## Exercise
Go through the data below. List every line that holds the word "Plano".

-- Data under study follows --

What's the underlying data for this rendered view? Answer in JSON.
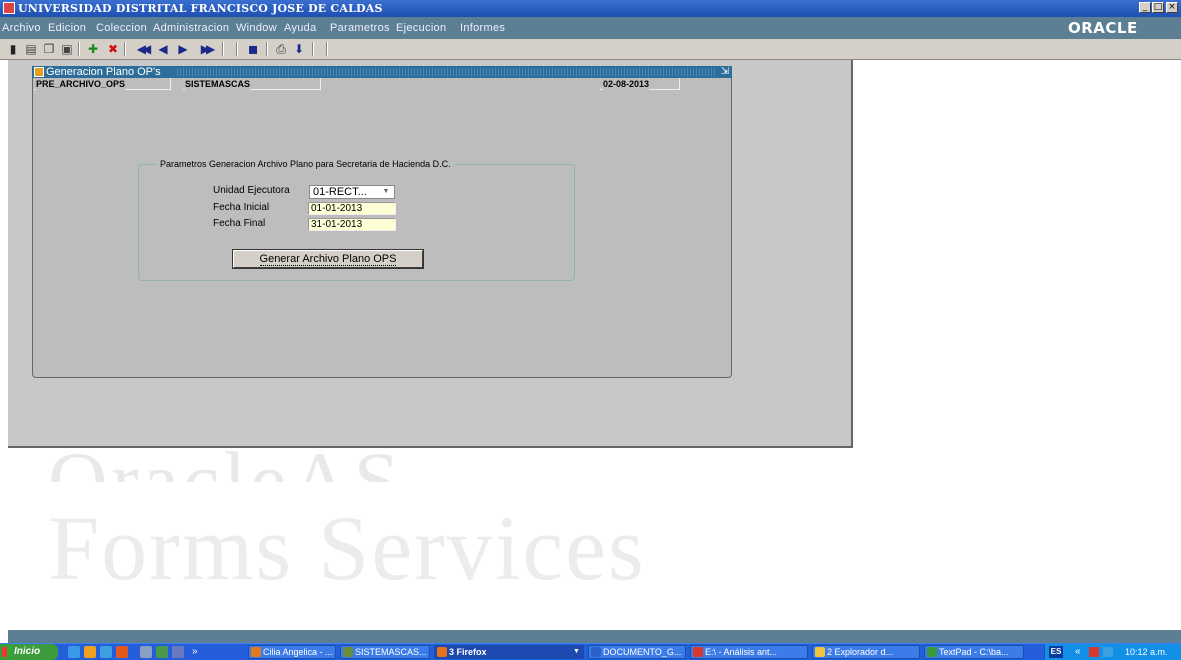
{
  "app": {
    "title": "UNIVERSIDAD DISTRITAL FRANCISCO JOSE DE CALDAS",
    "brand": "ORACLE",
    "window_controls": {
      "minimize": "_",
      "maximize": "□",
      "close": "×"
    }
  },
  "menu": [
    "Archivo",
    "Edicion",
    "Coleccion",
    "Administracion",
    "Window",
    "Ayuda",
    "Parametros",
    "Ejecucion",
    "Informes"
  ],
  "toolbar": [
    {
      "icon": "exit-icon",
      "glyph": "▮"
    },
    {
      "icon": "print-icon",
      "glyph": "▤"
    },
    {
      "icon": "copy-icon",
      "glyph": "❐"
    },
    {
      "icon": "paste-icon",
      "glyph": "▣"
    },
    {
      "icon": "insert-record-icon",
      "glyph": "✚"
    },
    {
      "icon": "delete-record-icon",
      "glyph": "✖"
    },
    {
      "icon": "first-record-icon",
      "glyph": "◀◀"
    },
    {
      "icon": "previous-record-icon",
      "glyph": "◀"
    },
    {
      "icon": "next-record-icon",
      "glyph": "▶"
    },
    {
      "icon": "last-record-icon",
      "glyph": "▶▶"
    },
    {
      "icon": "save-icon",
      "glyph": "▪"
    },
    {
      "icon": "print-preview-icon",
      "glyph": "⎙"
    },
    {
      "icon": "download-icon",
      "glyph": "⬇"
    }
  ],
  "form": {
    "window_title": "Generacion Plano OP's",
    "module": "PRE_ARCHIVO_OPS",
    "user": "SISTEMASCAS",
    "date": "02-08-2013",
    "frame_title": "Parametros Generacion Archivo Plano para Secretaria de Hacienda D.C.",
    "unidad_label": "Unidad Ejecutora",
    "unidad_value": "01-RECT...",
    "fecha_inicial_label": "Fecha Inicial",
    "fecha_inicial_value": "01-01-2013",
    "fecha_final_label": "Fecha Final",
    "fecha_final_value": "31-01-2013",
    "button_label": "Generar Archivo Plano OPS"
  },
  "watermark": {
    "line1": "OracleAS",
    "line2": "Forms Services"
  },
  "taskbar": {
    "start": "Inicio",
    "overflow": "»",
    "tasks": [
      {
        "label": "Cilia Angelica - ...",
        "color": "#e07a1a",
        "active": false
      },
      {
        "label": "SISTEMASCAS...",
        "color": "#6a8e3a",
        "active": false
      },
      {
        "label": "3 Firefox",
        "color": "#e5731b",
        "active": true
      },
      {
        "label": "DOCUMENTO_G...",
        "color": "#2a62c8",
        "active": false
      },
      {
        "label": "E:\\ - Análisis ant...",
        "color": "#d8382e",
        "active": false
      },
      {
        "label": "2 Explorador d...",
        "color": "#f0c33c",
        "active": false
      },
      {
        "label": "TextPad - C:\\ba...",
        "color": "#3a9a3a",
        "active": false
      }
    ],
    "language": "ES",
    "tray_chevron": "«",
    "clock": "10:12 a.m."
  }
}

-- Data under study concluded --

## Exercise solution
    "window_title": "Generacion Plano OP's",
    "frame_title": "Parametros Generacion Archivo Plano para Secretaria de Hacienda D.C.",
    "button_label": "Generar Archivo Plano OPS"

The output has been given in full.